When a line below holds the string "count", show that line.

(GIVEN DATA)

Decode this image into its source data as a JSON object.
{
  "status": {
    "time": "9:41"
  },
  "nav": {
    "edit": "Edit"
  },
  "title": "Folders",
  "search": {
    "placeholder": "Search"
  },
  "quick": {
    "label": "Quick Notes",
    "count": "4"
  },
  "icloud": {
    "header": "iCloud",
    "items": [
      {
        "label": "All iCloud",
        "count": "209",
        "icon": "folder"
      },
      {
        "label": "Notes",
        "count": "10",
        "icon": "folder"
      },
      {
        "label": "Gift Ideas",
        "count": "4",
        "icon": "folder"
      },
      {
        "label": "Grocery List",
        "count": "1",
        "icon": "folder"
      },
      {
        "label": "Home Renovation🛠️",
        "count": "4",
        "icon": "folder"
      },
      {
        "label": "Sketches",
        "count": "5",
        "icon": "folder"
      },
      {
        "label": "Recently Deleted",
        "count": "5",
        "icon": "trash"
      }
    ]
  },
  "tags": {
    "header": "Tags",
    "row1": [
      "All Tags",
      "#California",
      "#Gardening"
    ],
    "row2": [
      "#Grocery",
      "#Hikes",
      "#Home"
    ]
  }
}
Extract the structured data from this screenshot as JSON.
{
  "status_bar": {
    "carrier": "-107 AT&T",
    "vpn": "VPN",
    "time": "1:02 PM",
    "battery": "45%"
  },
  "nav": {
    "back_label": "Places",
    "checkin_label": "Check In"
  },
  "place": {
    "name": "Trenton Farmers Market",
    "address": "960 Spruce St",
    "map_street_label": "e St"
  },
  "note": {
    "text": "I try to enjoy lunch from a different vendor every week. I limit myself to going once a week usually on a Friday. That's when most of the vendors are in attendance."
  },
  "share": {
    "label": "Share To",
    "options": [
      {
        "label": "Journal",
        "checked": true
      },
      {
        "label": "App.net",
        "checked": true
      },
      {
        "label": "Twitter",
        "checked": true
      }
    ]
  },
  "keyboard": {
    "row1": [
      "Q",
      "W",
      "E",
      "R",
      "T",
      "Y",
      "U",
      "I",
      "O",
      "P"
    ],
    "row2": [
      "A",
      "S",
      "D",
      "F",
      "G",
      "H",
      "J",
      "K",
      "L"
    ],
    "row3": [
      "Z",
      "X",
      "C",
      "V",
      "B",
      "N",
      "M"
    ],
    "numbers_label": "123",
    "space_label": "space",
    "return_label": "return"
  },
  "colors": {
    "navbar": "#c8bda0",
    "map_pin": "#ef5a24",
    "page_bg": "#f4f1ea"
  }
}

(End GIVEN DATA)

EXERCISE RESPONSE
    "count": "4"
        "count": "209",
        "count": "10",
        "count": "4",
        "count": "1",
        "count": "4",
        "count": "5",
        "count": "5",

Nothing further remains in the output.